I entered New York City by train, and for the most part, it was an enjoyable ride. An Amtrak train from Washington D.C. takes about 2.5 - 3.0 hours and costs around 150$. Penn Station is the main Amtrak terminal and is located just beneath Madison Square Garden. Arriving at Penn Station relieves the pain of an undesirable (and expensive) taxicab ride from JFK airport into the heart of the city.
I had been wanting to visit New York City for about a year and a half. Since my tour of Europe in the summer of 1997, I have desired to see more of the United States. I remember sitting in a little Café in Athens, Greece during my trip, writing in my journal. I was commenting on how peculiar I found the natives. I noted that, "Buses and streetcars putt nonchalantly past thousand year old buildings and people walk mindlessly past streets trotted on by emperors. Never is attention paid to the significance, nothing disturbs daily life."
I believe this observation is worth note because I learned a great truth in that very moment. I realized at that moment in Athens that I too was one of those people in a certain way. I have for years lived on the outskirts of both Washington DC and Baltimore and never have I truly appreciated either city the way I should. I too have walked past the Nation’s Capitol and the White House without batting an eye and I too have failed at times to stop and appreciate just what has surrounded me. I have even looked skeptically in the past at tourists who’ve marveled at such sites. I have resolved to change in this area and believe I’ve learned how to appreciate these attractions the way they should be appreciated. From now on, I’ll view these attractions as if I were a tourist.
It’s with this spirit that I came to New York. I hadn’t spent any appreciable time there since I was about seven years old (I did pass through the city and spend about five hours there while touring with the Longwood men’s basketball team in 1990.) My memories of the city are very few.
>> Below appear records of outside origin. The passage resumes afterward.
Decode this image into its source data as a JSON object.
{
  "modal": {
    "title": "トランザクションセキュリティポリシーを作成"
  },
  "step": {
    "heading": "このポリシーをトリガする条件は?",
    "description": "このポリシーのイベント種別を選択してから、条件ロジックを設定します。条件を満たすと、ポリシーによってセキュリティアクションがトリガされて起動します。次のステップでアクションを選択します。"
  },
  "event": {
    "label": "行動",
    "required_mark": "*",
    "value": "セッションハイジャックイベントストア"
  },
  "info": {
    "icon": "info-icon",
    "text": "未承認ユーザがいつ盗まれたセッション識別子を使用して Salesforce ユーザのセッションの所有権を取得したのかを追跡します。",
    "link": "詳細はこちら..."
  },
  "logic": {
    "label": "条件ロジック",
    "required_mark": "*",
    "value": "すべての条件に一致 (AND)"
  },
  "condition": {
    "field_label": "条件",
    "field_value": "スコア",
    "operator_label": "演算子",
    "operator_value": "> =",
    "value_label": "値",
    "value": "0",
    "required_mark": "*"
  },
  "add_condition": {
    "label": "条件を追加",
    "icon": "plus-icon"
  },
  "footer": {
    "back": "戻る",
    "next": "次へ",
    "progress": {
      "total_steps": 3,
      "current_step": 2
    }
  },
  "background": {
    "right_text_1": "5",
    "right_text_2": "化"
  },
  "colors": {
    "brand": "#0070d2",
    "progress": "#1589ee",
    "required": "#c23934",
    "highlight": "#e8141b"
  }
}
The only real image that remains burned in my memories from my visit as a youth is that of the Statue of Liberty. I remember vividly the first time I saw it. I was standing on the shore when I finally found it on the horizon. It seemed almost divine, like I was staring at something from heaven. It was magical, but more so it was unique; a huge, towering statue on an island off the coast. I had never seen that before.
So, to make a long story short, New York City seemed like a logical destination to me. It was within my financial means, full of historical attractions, and it held a certain childlike innocence of memory.
I had the opportunity to stay at a friends house in the heart of New York City on 39th street between 1st and 2nd avenue. It was a nice apartment with an unbelievably high rent. Patricia and her roommate paid over $2,000 a month for a two bedroom apartment with a tiny living room and small kitchenette.
The first night I arrived, Patricia and I went out to eat at a local restaurant and we got caught up on how each of us had been doing. Patricia has a PhD in Psychology and used to work where I work now at the National Institutes of Health. Her brother attends my church and he is also one of my friends. She had moved up to New York City just two months before I arrived, although she knew the city well having lived there before. It was good that we had this time to catch up. Patricia would be working a lot while I was there and I didn’t even know if I would be spending much time with her at all.
I was very excited to be in the city, but very tired from my trip. So, I decided to lay low for the first evening and get some sleep.